When I took driver’s ed in high school, our teacher always told us to know where our “outs” were.
“What’s your out?” he’d ask as I was driving on a major road.
“To my left,” I’d say.
“Are you sure?” he’d prod. He wanted to make sure I had confidence in my answer.
“Yep, already checked the mirrors. No cars,” I’d tell him.
Knowing your out is vital whenever you’re among other drivers. It means you’re anticipating things and ready to react, lest you get caught up in the chaos should something go wrong.
Do you know your out when the going gets rough? Is it personal down-time, yoga, a long walk or time with people? Do you know your out when a job goes sideways? Do you have a back-up plan? And then another back-up plan for that one?
I started thinking about my outs today on the freeway. I was coming upon a stretch of road that’s infamous for backing up quickly, but even if you’ve never driven it before, one should — by virtue of having been granted a driver’s license — be looking all around: up ahead, behind, to each side, at merging traffic, exiting traffic. It’s not hard, but you wonder how many people really do it anymore.
But somebody didn’t today. Their lane backed up, and off into the dirt beyond the right shoulder they went. Why didn’t they know there wasn’t anyone in the wide-open lane next to them on the left? They likely didn’t look. They didn’t know their out.
Today I am thankful for a teacher’s words that had so much more relevance than just being applicable to life on the road. His warning was relevant to life in general, and his command of knowing my out often comes to mind.

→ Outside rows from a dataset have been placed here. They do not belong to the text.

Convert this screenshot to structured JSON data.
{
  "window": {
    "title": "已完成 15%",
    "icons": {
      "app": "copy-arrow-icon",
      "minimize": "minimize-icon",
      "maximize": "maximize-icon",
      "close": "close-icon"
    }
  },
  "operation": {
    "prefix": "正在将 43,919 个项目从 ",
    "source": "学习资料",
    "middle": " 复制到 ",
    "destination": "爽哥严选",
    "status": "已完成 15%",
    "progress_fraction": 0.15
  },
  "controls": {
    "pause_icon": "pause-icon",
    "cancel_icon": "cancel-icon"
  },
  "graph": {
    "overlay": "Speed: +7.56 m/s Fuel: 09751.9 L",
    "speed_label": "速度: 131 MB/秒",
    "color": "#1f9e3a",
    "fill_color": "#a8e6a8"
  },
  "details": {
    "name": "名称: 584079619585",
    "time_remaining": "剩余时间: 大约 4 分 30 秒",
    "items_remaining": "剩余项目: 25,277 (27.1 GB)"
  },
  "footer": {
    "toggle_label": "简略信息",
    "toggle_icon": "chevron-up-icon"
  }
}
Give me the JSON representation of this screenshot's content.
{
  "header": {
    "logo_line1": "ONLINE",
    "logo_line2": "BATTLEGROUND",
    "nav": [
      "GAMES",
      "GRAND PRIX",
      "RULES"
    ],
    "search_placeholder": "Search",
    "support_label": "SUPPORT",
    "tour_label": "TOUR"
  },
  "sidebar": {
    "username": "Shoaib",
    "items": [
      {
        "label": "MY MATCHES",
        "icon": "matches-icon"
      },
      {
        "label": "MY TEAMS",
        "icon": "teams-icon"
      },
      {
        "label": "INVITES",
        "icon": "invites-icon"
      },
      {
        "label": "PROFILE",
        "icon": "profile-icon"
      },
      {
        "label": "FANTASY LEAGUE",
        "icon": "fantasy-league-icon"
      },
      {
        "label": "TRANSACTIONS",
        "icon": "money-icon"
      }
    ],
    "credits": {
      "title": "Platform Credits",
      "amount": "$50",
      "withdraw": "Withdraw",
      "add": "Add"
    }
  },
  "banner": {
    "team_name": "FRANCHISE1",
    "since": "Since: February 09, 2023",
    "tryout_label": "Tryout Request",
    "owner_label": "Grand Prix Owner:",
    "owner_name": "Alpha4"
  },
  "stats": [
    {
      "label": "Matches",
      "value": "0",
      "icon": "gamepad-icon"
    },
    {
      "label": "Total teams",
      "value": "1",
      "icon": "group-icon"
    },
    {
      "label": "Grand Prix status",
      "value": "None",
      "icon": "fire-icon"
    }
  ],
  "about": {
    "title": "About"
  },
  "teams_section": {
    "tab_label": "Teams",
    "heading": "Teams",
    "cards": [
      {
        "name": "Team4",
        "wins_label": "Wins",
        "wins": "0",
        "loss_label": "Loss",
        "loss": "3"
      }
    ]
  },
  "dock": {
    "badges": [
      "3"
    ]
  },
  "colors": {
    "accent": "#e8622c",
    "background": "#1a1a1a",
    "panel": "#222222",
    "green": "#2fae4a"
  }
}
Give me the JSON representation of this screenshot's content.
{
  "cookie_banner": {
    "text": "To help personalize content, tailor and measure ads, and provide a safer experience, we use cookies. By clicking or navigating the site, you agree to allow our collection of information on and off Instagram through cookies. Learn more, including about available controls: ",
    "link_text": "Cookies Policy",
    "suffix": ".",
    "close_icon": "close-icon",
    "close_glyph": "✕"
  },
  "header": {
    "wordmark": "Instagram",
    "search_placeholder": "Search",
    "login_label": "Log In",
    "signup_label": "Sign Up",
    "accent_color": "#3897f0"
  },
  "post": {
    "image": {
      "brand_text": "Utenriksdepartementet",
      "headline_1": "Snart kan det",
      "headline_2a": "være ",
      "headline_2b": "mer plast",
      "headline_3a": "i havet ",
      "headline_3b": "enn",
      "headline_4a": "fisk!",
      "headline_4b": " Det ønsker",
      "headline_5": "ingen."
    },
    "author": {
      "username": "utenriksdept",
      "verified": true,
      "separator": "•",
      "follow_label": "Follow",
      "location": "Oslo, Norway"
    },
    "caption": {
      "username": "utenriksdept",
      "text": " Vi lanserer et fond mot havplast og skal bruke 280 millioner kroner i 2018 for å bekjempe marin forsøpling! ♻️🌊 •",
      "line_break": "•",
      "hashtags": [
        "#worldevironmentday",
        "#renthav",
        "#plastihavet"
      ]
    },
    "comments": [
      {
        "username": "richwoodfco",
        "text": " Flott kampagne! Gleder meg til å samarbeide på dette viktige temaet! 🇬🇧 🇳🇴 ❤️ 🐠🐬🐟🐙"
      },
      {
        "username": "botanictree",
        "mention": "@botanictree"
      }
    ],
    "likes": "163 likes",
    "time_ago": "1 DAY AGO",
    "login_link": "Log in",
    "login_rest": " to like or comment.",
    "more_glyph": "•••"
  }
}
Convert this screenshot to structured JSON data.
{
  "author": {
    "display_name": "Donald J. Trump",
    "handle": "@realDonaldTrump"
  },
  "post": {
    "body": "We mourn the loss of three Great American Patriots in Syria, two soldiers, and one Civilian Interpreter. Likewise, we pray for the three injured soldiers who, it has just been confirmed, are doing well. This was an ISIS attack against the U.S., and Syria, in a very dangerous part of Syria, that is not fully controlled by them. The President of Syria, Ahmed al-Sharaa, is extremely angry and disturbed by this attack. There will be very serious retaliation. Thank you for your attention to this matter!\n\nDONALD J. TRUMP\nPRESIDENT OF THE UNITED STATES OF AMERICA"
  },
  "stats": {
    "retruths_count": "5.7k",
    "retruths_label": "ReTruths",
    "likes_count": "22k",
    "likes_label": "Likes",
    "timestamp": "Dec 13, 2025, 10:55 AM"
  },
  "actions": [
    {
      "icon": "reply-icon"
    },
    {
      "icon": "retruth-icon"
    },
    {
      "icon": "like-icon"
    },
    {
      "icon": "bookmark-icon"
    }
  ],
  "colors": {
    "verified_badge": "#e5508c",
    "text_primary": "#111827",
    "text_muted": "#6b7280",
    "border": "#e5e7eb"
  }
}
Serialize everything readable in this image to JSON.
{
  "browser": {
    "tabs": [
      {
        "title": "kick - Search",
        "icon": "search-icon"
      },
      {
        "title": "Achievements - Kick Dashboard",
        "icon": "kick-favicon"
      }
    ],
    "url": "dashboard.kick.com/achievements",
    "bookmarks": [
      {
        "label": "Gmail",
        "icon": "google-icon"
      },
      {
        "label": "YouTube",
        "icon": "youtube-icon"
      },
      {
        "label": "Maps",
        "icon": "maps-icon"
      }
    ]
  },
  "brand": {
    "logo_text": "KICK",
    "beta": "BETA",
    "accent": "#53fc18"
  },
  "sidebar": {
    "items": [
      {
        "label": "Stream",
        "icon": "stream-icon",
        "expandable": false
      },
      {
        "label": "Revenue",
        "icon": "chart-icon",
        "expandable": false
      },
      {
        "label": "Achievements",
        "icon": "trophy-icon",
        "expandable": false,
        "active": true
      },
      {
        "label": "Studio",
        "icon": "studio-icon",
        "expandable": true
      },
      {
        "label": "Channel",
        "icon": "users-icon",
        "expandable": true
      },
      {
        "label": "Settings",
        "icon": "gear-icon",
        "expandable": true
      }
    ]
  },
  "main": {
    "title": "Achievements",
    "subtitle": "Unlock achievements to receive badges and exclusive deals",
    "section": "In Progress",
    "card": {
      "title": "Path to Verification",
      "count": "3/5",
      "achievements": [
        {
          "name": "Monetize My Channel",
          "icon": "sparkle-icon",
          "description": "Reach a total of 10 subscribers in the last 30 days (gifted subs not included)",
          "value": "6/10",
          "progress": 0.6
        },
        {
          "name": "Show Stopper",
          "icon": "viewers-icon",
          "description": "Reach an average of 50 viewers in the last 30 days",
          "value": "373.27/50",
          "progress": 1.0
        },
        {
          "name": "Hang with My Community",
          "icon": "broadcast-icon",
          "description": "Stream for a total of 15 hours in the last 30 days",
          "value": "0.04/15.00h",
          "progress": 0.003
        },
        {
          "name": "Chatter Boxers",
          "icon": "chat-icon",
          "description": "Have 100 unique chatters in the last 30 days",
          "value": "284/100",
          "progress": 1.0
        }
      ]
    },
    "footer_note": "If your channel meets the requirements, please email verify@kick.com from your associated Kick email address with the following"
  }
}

For patient teachers, wise souls and words of wisdom that can span the decades, I am grateful.